- _Task to carry out_: Each entry below is to be written out exactly, and the pictures are to be left out.

Stored records
________________

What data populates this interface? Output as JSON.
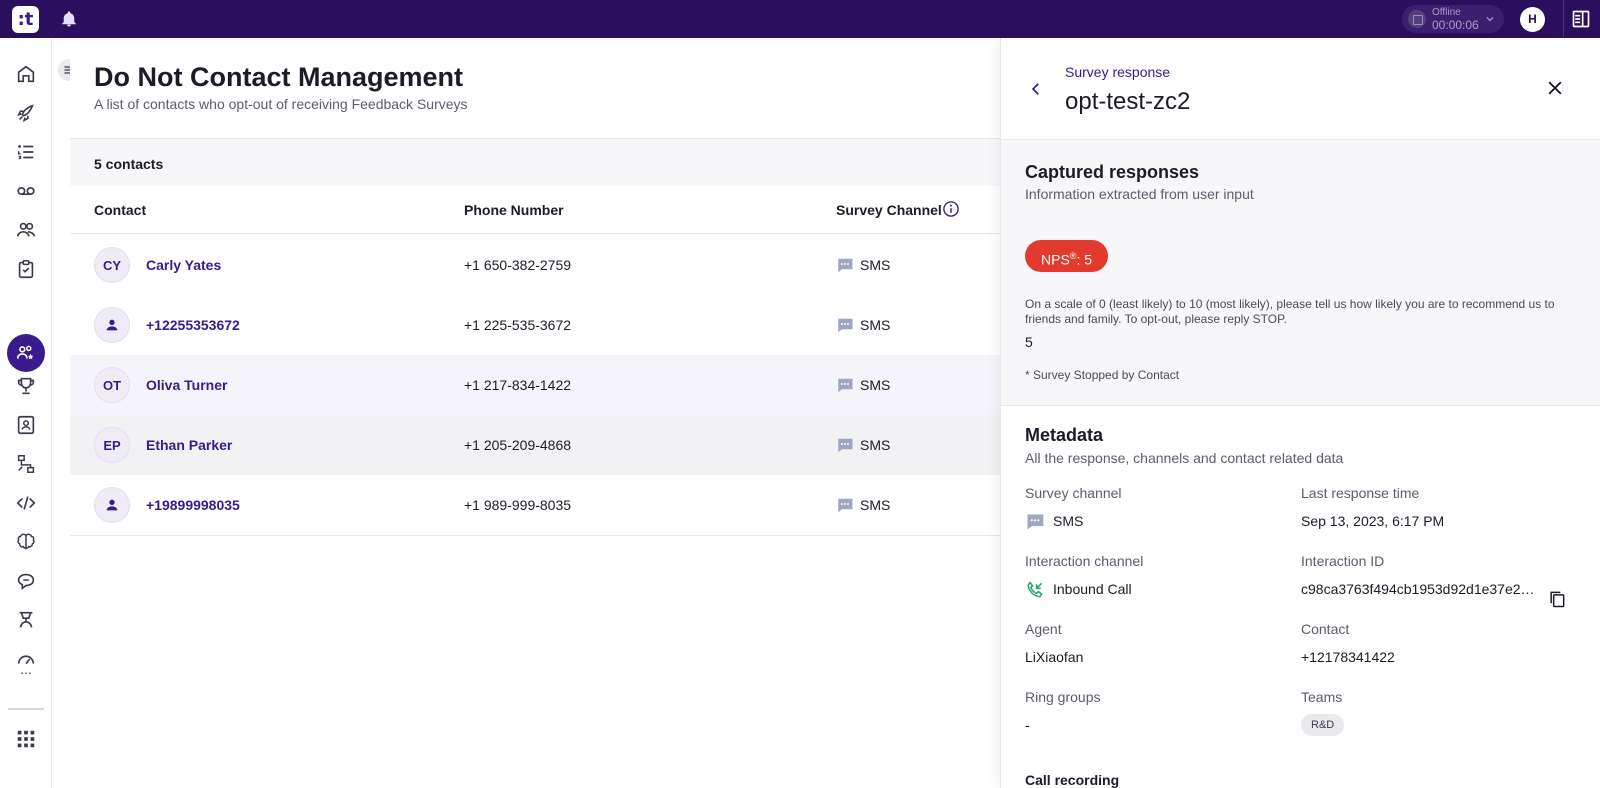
{
  "topbar": {
    "logo_text": ":t",
    "status_label": "Offline",
    "status_time": "00:00:06",
    "user_initial": "H"
  },
  "sidebar": {
    "more_label": "...",
    "icons": [
      "home-icon",
      "rocket-icon",
      "list-icon",
      "voicemail-icon",
      "users-icon",
      "clipboard-icon",
      "contacts-star-icon",
      "trophy-icon",
      "address-book-icon",
      "workflow-icon",
      "code-icon",
      "brain-icon",
      "chat-icon",
      "agent-icon",
      "speedometer-icon",
      "apps-grid-icon"
    ]
  },
  "page": {
    "title": "Do Not Contact Management",
    "subtitle": "A list of contacts who opt-out of receiving Feedback Surveys",
    "count": "5 contacts"
  },
  "table": {
    "headers": {
      "contact": "Contact",
      "phone": "Phone Number",
      "channel": "Survey Channel"
    },
    "rows": [
      {
        "initials": "CY",
        "name": "Carly Yates",
        "phone": "+1 650-382-2759",
        "channel": "SMS"
      },
      {
        "initials": "",
        "name": "+12255353672",
        "phone": "+1 225-535-3672",
        "channel": "SMS"
      },
      {
        "initials": "OT",
        "name": "Oliva Turner",
        "phone": "+1 217-834-1422",
        "channel": "SMS"
      },
      {
        "initials": "EP",
        "name": "Ethan Parker",
        "phone": "+1 205-209-4868",
        "channel": "SMS"
      },
      {
        "initials": "",
        "name": "+19899998035",
        "phone": "+1 989-999-8035",
        "channel": "SMS"
      }
    ]
  },
  "panel": {
    "kicker": "Survey response",
    "title": "opt-test-zc2",
    "captured": {
      "title": "Captured responses",
      "subtitle": "Information extracted from user input",
      "nps_label": "NPS",
      "nps_sup": "®",
      "nps_value": ": 5",
      "question": "On a scale of 0 (least likely) to 10 (most likely), please tell us how likely you are to recommend us to friends and family. To opt-out, please reply STOP.",
      "answer": "5",
      "note": "* Survey Stopped by Contact"
    },
    "metadata": {
      "title": "Metadata",
      "subtitle": "All the response, channels and contact related data",
      "survey_channel_label": "Survey channel",
      "survey_channel_value": "SMS",
      "last_response_label": "Last response time",
      "last_response_value": "Sep 13, 2023, 6:17 PM",
      "interaction_channel_label": "Interaction channel",
      "interaction_channel_value": "Inbound Call",
      "interaction_id_label": "Interaction ID",
      "interaction_id_value": "c98ca3763f494cb1953d92d1e37e2…",
      "agent_label": "Agent",
      "agent_value": "LiXiaofan",
      "contact_label": "Contact",
      "contact_value": "+12178341422",
      "ring_groups_label": "Ring groups",
      "ring_groups_value": "-",
      "teams_label": "Teams",
      "teams_value": "R&D",
      "call_recording_label": "Call recording"
    }
  },
  "colors": {
    "brand": "#2a0f5e",
    "accent": "#3a1a8c",
    "nps_badge": "#e23b2e",
    "inbound_call": "#1fa971"
  }
}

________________

- _Answer to this task_:
What data populates this interface? Output as JSON.
{
  "topbar": {
    "logo_text": ":t",
    "status_label": "Offline",
    "status_time": "00:00:06",
    "user_initial": "H"
  },
  "sidebar": {
    "more_label": "...",
    "icons": [
      "home-icon",
      "rocket-icon",
      "list-icon",
      "voicemail-icon",
      "users-icon",
      "clipboard-icon",
      "contacts-star-icon",
      "trophy-icon",
      "address-book-icon",
      "workflow-icon",
      "code-icon",
      "brain-icon",
      "chat-icon",
      "agent-icon",
      "speedometer-icon",
      "apps-grid-icon"
    ]
  },
  "page": {
    "title": "Do Not Contact Management",
    "subtitle": "A list of contacts who opt-out of receiving Feedback Surveys",
    "count": "5 contacts"
  },
  "table": {
    "headers": {
      "contact": "Contact",
      "phone": "Phone Number",
      "channel": "Survey Channel"
    },
    "rows": [
      {
        "initials": "CY",
        "name": "Carly Yates",
        "phone": "+1 650-382-2759",
        "channel": "SMS"
      },
      {
        "initials": "",
        "name": "+12255353672",
        "phone": "+1 225-535-3672",
        "channel": "SMS"
      },
      {
        "initials": "OT",
        "name": "Oliva Turner",
        "phone": "+1 217-834-1422",
        "channel": "SMS"
      },
      {
        "initials": "EP",
        "name": "Ethan Parker",
        "phone": "+1 205-209-4868",
        "channel": "SMS"
      },
      {
        "initials": "",
        "name": "+19899998035",
        "phone": "+1 989-999-8035",
        "channel": "SMS"
      }
    ]
  },
  "panel": {
    "kicker": "Survey response",
    "title": "opt-test-zc2",
    "captured": {
      "title": "Captured responses",
      "subtitle": "Information extracted from user input",
      "nps_label": "NPS",
      "nps_sup": "®",
      "nps_value": ": 5",
      "question": "On a scale of 0 (least likely) to 10 (most likely), please tell us how likely you are to recommend us to friends and family. To opt-out, please reply STOP.",
      "answer": "5",
      "note": "* Survey Stopped by Contact"
    },
    "metadata": {
      "title": "Metadata",
      "subtitle": "All the response, channels and contact related data",
      "survey_channel_label": "Survey channel",
      "survey_channel_value": "SMS",
      "last_response_label": "Last response time",
      "last_response_value": "Sep 13, 2023, 6:17 PM",
      "interaction_channel_label": "Interaction channel",
      "interaction_channel_value": "Inbound Call",
      "interaction_id_label": "Interaction ID",
      "interaction_id_value": "c98ca3763f494cb1953d92d1e37e2…",
      "agent_label": "Agent",
      "agent_value": "LiXiaofan",
      "contact_label": "Contact",
      "contact_value": "+12178341422",
      "ring_groups_label": "Ring groups",
      "ring_groups_value": "-",
      "teams_label": "Teams",
      "teams_value": "R&D",
      "call_recording_label": "Call recording"
    }
  },
  "colors": {
    "brand": "#2a0f5e",
    "accent": "#3a1a8c",
    "nps_badge": "#e23b2e",
    "inbound_call": "#1fa971"
  }
}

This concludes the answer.